Gillette is suing Dollar Shave Club, a startup peer, over alleged use of its patented technology. The move comes amid a growing battle for the US online shaving market which has flourished in recent times.

Procter & Gamble, the company which owns Gillette, accused the startup of violating its intellectual property and said the lawsuit was filed due to "unauthorised use of patented technology, which is prohibited by law, and is intended to protect Gillette's significant investment in razor technology".

P&G added that it was not only seeking damages but also an injunction to restrain the California headquartered startup from selling any products that encroach on its patented technology.

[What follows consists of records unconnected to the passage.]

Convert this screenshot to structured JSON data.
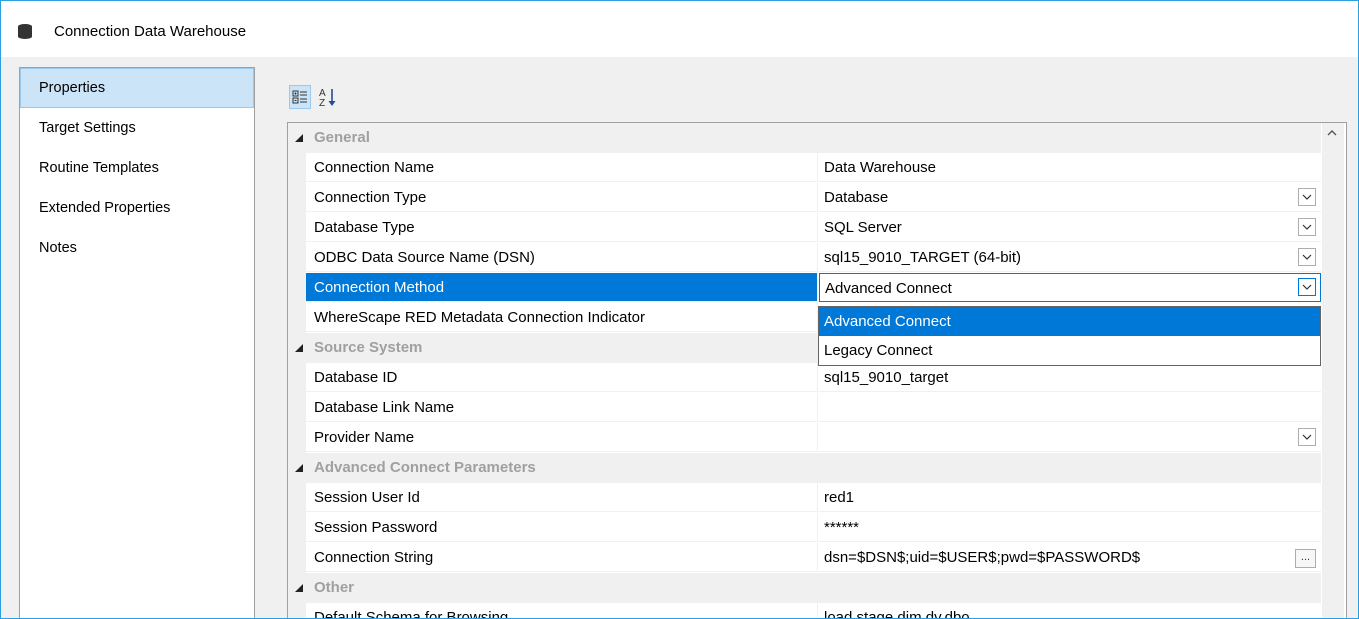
{
  "window": {
    "title": "Connection Data Warehouse",
    "icon": "database-icon"
  },
  "nav": {
    "items": [
      {
        "label": "Properties",
        "active": true
      },
      {
        "label": "Target Settings"
      },
      {
        "label": "Routine Templates"
      },
      {
        "label": "Extended Properties"
      },
      {
        "label": "Notes"
      }
    ]
  },
  "toolbar": {
    "categorized_icon": "categorized-icon",
    "alphabetical_icon": "sort-alphabetical-icon"
  },
  "grid": {
    "categories": {
      "general": "General",
      "source_system": "Source System",
      "advanced": "Advanced Connect Parameters",
      "other": "Other"
    },
    "rows": {
      "connection_name": {
        "name": "Connection Name",
        "value": "Data Warehouse"
      },
      "connection_type": {
        "name": "Connection Type",
        "value": "Database"
      },
      "database_type": {
        "name": "Database Type",
        "value": "SQL Server"
      },
      "odbc_dsn": {
        "name": "ODBC Data Source Name (DSN)",
        "value": "sql15_9010_TARGET (64-bit)"
      },
      "connection_method": {
        "name": "Connection Method",
        "value": "Advanced Connect"
      },
      "metadata_indicator": {
        "name": "WhereScape RED Metadata Connection Indicator",
        "value": ""
      },
      "database_id": {
        "name": "Database ID",
        "value": "sql15_9010_target"
      },
      "database_link_name": {
        "name": "Database Link Name",
        "value": ""
      },
      "provider_name": {
        "name": "Provider Name",
        "value": ""
      },
      "session_user_id": {
        "name": "Session User Id",
        "value": "red1"
      },
      "session_password": {
        "name": "Session Password",
        "value": "******"
      },
      "connection_string": {
        "name": "Connection String",
        "value": "dsn=$DSN$;uid=$USER$;pwd=$PASSWORD$"
      },
      "default_schema": {
        "name": "Default Schema for Browsing",
        "value": "load,stage,dim,dv,dbo"
      }
    },
    "dropdown_options": [
      "Advanced Connect",
      "Legacy Connect"
    ],
    "ellipsis_label": "..."
  },
  "colors": {
    "accent": "#0078d7",
    "category_text": "#a0a0a0"
  }
}
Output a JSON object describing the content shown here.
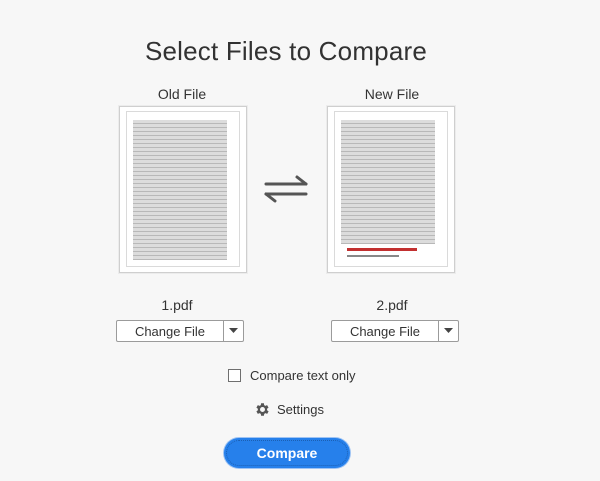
{
  "title": "Select Files to Compare",
  "old_file": {
    "label": "Old File",
    "filename": "1.pdf",
    "change_label": "Change File"
  },
  "new_file": {
    "label": "New File",
    "filename": "2.pdf",
    "change_label": "Change File"
  },
  "options": {
    "compare_text_only_label": "Compare text only",
    "compare_text_only_checked": false,
    "settings_label": "Settings"
  },
  "compare_label": "Compare",
  "colors": {
    "accent": "#2680eb",
    "background": "#f7f7f7"
  },
  "icons": [
    "swap-arrows-icon",
    "chevron-down-icon",
    "gear-icon"
  ]
}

Deborah Majoras, chief legal officer at P&G, said: "Our patents help protect the many technical advancements we've made through the years — and when it becomes necessary, we take action to protect these important assets." In response, Dollar Shave Club said it was looking into the matter.

Razor business

Gillette has been the market leader for many decades and has introduced several technologies aimed at a better shave, with an eye on higher sales and price realisation. However, according to Euromonitor data, since 2009, its market share has dropped 4.3 percentage points to 68.2% in the US.

One of the reasons for the decline is its slow pace in catching up with "shave clubs", an online subscription model that delivers razors and accessories at the customer's doorstep. Though it sells its razors online, on marketplaces such as Amazon, it started its own "shave club" portal only this summer.

This is where its rival startup has an edge. According to Slice, which tracks online shopping, Dollar Shave Club has 54% of the online shaving market which is more than double Gillette's 21%.

Apart from Dollar, Gillette has to deal with many such "shave clubs" such as Harry's Razor Blades for a slice of the online pie. However, the overall sales of razors online continue to be a fraction of offline retail sales.